Overseas Network - Peoples Daily Official Website of Overseas Edition reported on November 5 (Editor-in-Chief: Liu Qiang, Wang Mengtang). On November 4, 69-year-old Japanese writer Haruki Murakami donated materials related to his work to Waseda University, his alma mater, for which he rarely appeared publicly on November 4. He said he held a press conference in Japan for 37 years.

Haruki Murakami rarely receives media interviews, but recently began to participate in radio programs and other public appearances have increased. He held a press conference at Waseda University in Shinjuku, Tokyo, Thursday, announcing that he would donate drafts to his alma mater and translated works from all over the world.

As for the reasons for holding the press conference, Haruki Murakami said, Donation materials are extremely important to me and must be explained well.

Haruki Murakami said that after nearly 40 years of writing, there was almost no room at home or in the office to put drafts, documents and other materials. I dont have children, so Im worried that they might be scattered after my death, so I decided to keep them in one place. Haruki Murakami said he had considered donating to foreign universities, but eventually chose his Japanese alma mater and thought it was the right decision. Waseda University will discuss and make full use of these data to establish a literary related international research center. Haruki Murakami entered the first Literature Department of Waseda University in 1968 and graduated in 1975. In 1979, he won the New Humanities Award for Japanese Mass Images for Listening to the Wind and Singing. Since then, he has published many best-selling works such as Norwegian Forest and 1Q84, which have been translated into more than 50 languages. Source: overseas network - Peoples Daily Overseas Edition official website editor: Ren Zi Qing _NE6384

Haruki Murakami said that after nearly 40 years of writing, there was almost no room at home or in the office to put drafts, documents and other materials.
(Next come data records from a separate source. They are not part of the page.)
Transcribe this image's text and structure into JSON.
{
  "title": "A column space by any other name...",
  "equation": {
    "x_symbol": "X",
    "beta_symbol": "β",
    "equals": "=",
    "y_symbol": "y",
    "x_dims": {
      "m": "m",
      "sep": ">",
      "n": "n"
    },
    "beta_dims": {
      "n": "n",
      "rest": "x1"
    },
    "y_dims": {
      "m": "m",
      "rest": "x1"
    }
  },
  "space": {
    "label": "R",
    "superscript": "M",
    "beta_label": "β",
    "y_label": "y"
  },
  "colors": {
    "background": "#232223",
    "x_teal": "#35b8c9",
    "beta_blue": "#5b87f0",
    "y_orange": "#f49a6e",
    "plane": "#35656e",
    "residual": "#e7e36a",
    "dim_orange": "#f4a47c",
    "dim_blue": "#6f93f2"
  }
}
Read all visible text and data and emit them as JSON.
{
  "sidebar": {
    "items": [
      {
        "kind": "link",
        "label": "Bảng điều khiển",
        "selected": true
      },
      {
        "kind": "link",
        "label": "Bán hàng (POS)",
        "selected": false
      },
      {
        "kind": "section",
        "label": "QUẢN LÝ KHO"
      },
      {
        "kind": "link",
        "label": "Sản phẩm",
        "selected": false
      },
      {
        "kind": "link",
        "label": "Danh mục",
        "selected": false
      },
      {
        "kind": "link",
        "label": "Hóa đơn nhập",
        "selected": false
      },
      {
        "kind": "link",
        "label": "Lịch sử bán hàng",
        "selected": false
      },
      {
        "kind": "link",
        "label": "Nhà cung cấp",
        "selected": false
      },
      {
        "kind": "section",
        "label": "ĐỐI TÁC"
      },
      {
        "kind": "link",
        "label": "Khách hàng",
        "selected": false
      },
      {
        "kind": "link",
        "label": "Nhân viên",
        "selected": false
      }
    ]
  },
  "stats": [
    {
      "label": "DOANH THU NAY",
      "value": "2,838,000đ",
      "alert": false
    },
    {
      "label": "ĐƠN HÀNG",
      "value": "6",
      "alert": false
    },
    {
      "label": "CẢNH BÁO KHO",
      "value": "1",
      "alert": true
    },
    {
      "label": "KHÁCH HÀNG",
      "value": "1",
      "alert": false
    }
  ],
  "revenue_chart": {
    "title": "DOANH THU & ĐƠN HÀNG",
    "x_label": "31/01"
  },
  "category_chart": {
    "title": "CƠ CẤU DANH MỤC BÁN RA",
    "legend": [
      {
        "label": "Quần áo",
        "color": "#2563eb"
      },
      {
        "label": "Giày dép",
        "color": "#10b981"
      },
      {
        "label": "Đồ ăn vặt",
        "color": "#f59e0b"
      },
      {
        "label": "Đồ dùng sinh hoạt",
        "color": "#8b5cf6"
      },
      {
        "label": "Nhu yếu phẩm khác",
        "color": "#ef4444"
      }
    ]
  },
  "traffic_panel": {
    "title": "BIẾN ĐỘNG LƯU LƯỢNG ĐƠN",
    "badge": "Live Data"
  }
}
I dont have children, so Im worried that they might be scattered after my death, so I decided to keep them in one place.

Haruki Murakami said he had considered donating to foreign universities, but eventually chose his Japanese alma mater and thought it was the right decision. Waseda University will discuss and make full use of these data to establish a literary related international research center.

Haruki Murakami entered the first Literature Department of Waseda University in 1968 and graduated in 1975. In 1979, he won the New Humanities Award for Japanese Mass Images for Listening to the Wind and Singing. Since then, he has published many best-selling works such as Norwegian Forest and 1Q84, which have been translated into more than 50 languages.